-------- Input for this task --------

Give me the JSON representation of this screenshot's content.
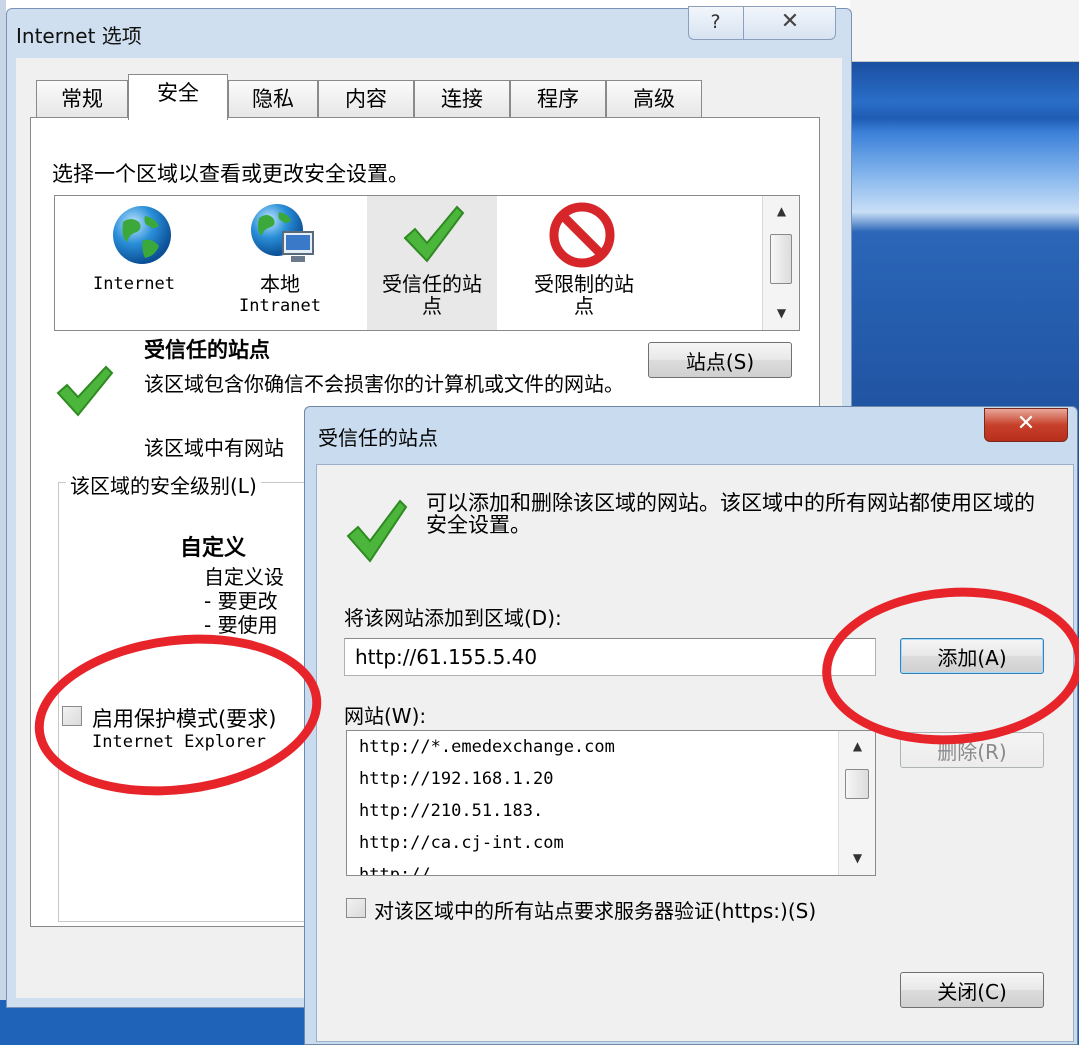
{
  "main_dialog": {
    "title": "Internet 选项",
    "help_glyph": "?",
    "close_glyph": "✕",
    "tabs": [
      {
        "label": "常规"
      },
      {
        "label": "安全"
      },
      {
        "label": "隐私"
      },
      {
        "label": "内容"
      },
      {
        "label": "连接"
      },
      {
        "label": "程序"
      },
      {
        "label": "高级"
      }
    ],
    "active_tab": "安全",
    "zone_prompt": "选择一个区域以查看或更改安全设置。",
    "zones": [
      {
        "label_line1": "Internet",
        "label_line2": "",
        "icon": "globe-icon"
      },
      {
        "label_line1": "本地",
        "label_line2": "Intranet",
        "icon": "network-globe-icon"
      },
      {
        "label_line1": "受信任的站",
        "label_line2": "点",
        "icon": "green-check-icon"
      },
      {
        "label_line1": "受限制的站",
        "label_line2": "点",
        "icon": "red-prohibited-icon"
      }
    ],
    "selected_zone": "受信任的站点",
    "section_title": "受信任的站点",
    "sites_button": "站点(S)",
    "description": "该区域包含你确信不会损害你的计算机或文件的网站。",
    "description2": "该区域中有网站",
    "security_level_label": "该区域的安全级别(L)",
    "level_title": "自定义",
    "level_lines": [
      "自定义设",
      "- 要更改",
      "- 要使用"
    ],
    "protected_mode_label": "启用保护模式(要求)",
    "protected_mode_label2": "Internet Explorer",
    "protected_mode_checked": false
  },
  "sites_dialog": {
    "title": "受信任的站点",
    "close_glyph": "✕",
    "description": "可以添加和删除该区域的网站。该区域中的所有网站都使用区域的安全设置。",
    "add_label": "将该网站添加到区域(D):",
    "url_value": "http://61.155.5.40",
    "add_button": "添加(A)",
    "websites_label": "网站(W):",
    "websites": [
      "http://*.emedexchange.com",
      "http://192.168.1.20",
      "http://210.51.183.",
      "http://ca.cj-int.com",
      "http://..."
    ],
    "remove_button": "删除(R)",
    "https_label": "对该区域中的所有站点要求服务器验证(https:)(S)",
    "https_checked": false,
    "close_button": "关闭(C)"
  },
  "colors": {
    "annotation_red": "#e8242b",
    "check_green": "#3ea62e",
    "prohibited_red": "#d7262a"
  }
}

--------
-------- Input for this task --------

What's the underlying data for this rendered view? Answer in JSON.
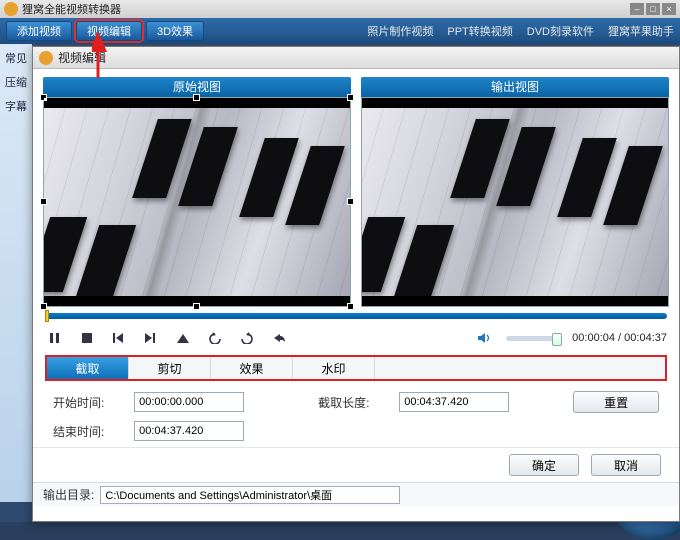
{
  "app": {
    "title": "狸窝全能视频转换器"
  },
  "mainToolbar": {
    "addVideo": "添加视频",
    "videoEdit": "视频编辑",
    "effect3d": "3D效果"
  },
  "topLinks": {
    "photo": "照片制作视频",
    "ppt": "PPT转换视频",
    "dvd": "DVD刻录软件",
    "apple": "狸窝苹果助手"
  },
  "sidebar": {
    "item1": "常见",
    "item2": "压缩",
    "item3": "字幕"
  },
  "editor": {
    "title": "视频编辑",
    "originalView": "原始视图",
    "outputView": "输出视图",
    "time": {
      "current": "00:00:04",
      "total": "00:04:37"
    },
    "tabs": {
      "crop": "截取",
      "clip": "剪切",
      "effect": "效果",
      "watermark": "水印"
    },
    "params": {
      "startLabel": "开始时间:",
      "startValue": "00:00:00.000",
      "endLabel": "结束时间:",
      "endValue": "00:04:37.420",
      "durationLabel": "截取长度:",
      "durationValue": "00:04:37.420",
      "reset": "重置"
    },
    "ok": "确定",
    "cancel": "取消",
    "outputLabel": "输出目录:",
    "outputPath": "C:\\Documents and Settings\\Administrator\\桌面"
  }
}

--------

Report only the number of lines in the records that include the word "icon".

4